By |Feb 26, 2010|Categories: ALiEM Cards, Neurology|

Patients present with acute strokes to the Emergency Department. Time is of the essence to obtain a rapid neurologic exam, draw labs, get CT imaging, and consulting a neurologist especially if the patient presents within 3 hours of onset. To help the neurologist determine whether the patient should get thrombolytics, calculating a NIH Stroke Scale score is useful.w In this installment of the Paucis Verbis (In a Few Words) e-card series, here is the NIHSS scoresheet. Score 0 No stroke Score 1-4 Minor stroke Score 5-15 Moderate stroke Score 16-20 Moderate-severe stroke Score 21+ Severe stroke PV Card: NIH Stroke [+]

  • EB Medicine

Hot off the press: Free EM Practice articles

By |Feb 25, 2010|Categories: Medical Education|

Thanks to EB Medicine, “Emergency Medicine Practice” articles from 2007 and earlier are now free! This series is a well-written and practical evidence-based review resource for EM physicians. It’s a great place to start reading about bread-and-butter EM content, especially for medical students and junior residents. There haven’t been too much change in the past 3 years on many of the topics. [+]

  • Journal Club

Trick of the trade: Spicing up your evidence-based lecture

By |Feb 24, 2010|Categories: Medical Education, Tricks of the Trade|

Before I start creating a new talk, I ask myself 3 questions: Who will be in the audience? How can I make my talk more worthwhile to audience members, beyond their just reading the material/handout/articles on their own? Am I giving a talk before or after Dr. Amal Mattu? If so, just be resigned to being second-best. [+]

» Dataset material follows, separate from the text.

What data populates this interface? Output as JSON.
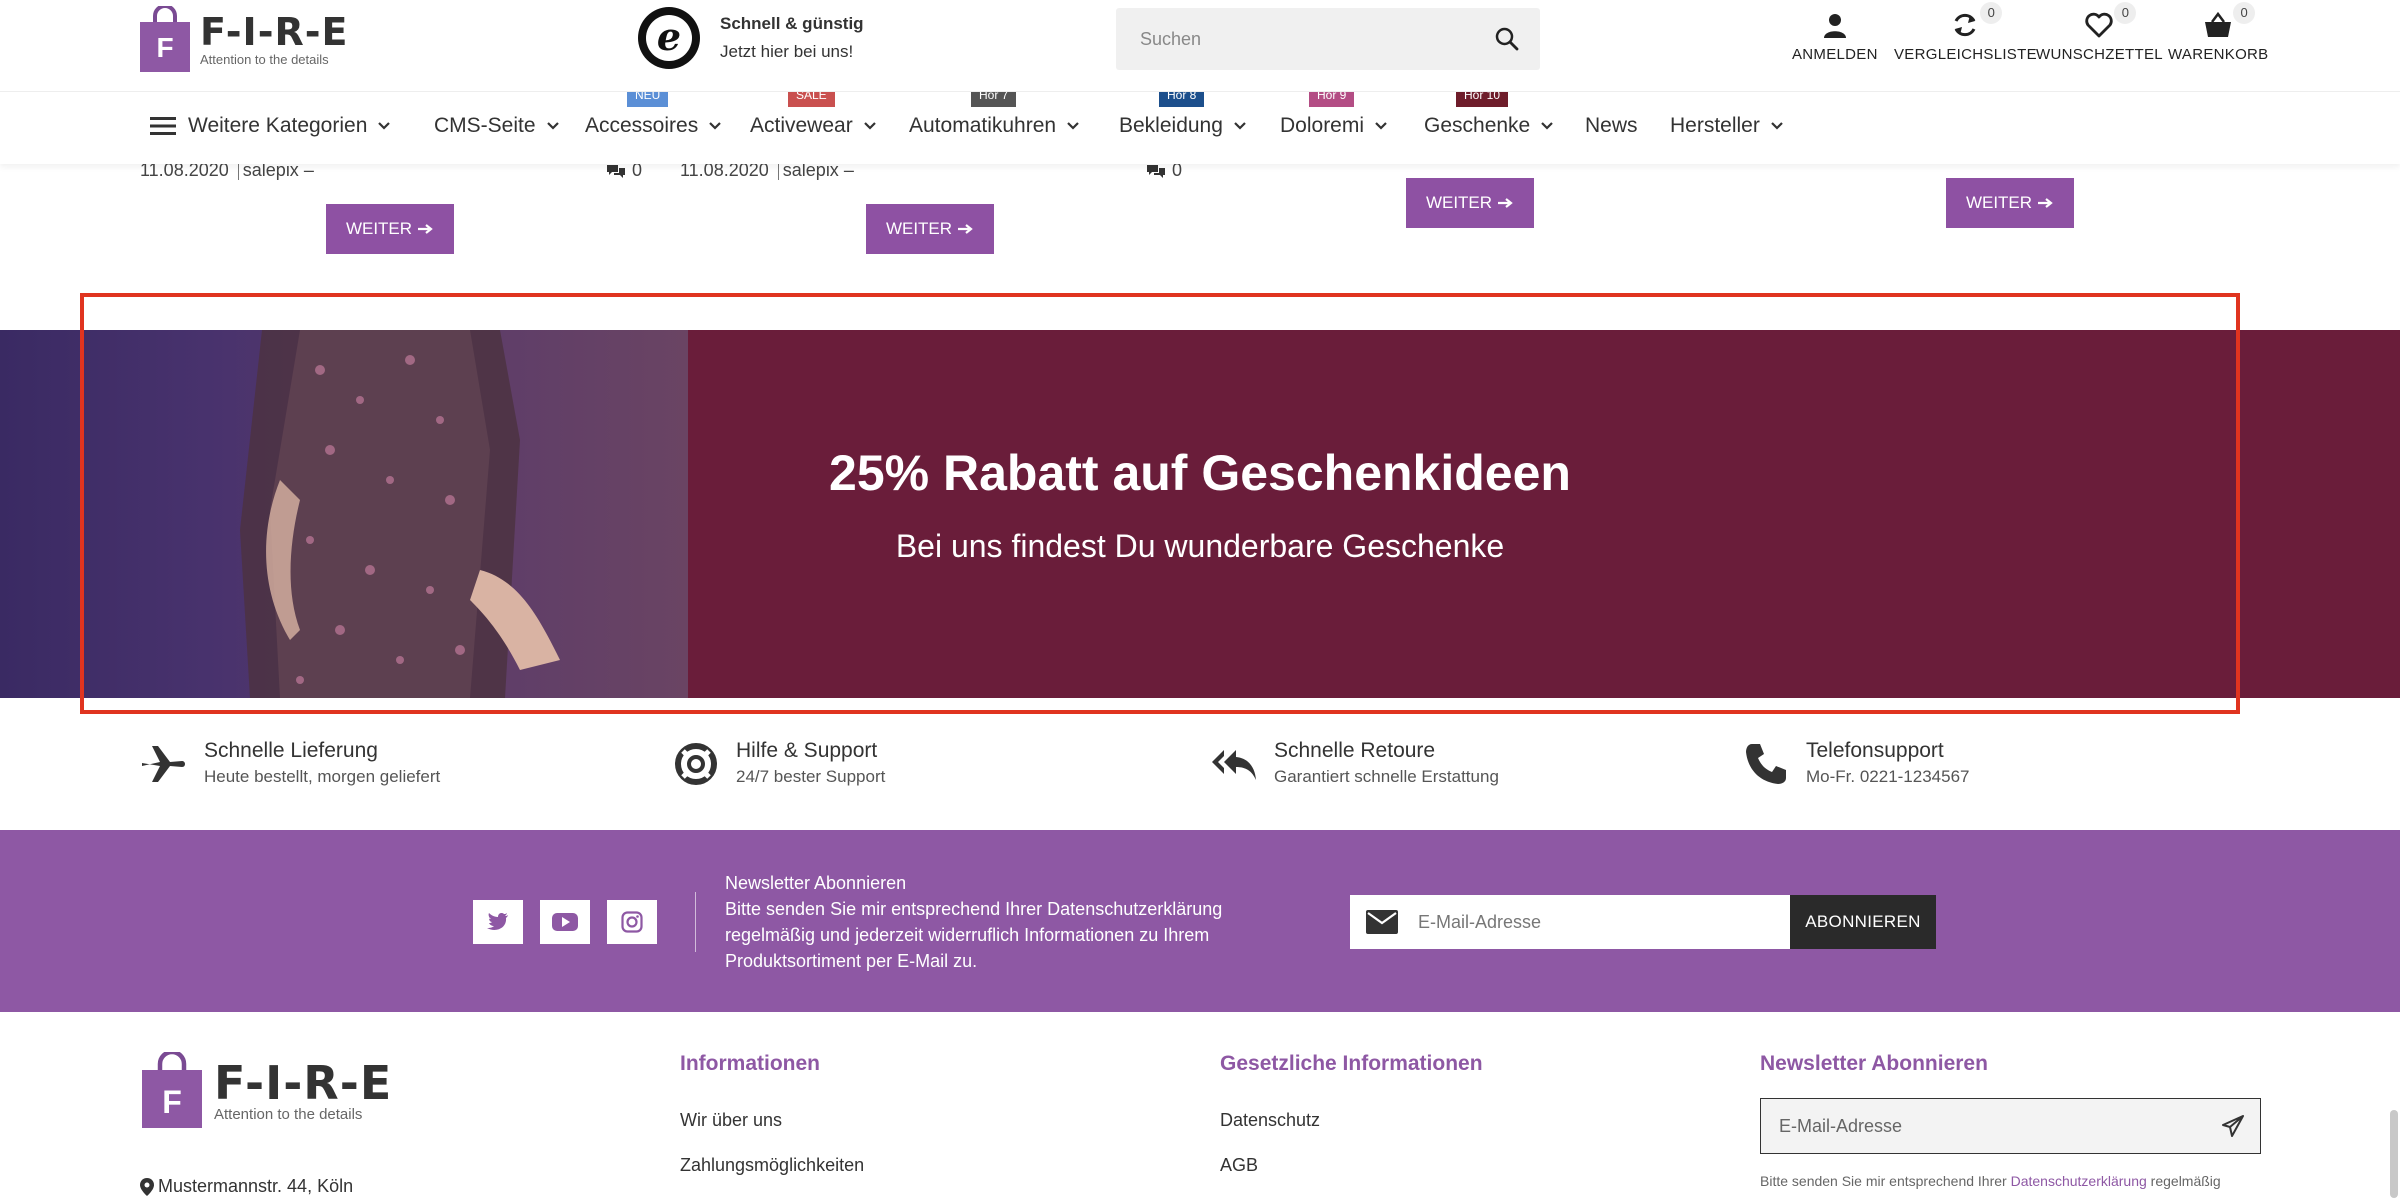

  • Ankle Injury

Paucis Verbis card: Ankle fractures

By |Feb 19, 2010|Categories: ALiEM Cards, Orthopedic, Radiology|

Ankle fractures are a common injury diagnosed in the Emergency Department. Being able to speak Ortho-ese (i.e. the language of orthopedists) is invaluable in consulting the orthopedist over the phone. One ankle fracture classification system that our orthopedists like to use is the Lauge-Hansen system. PV Card: Lauge-Hansen Classification of Ankle Fractures Go to ALiEM (PV) Cards for more resources.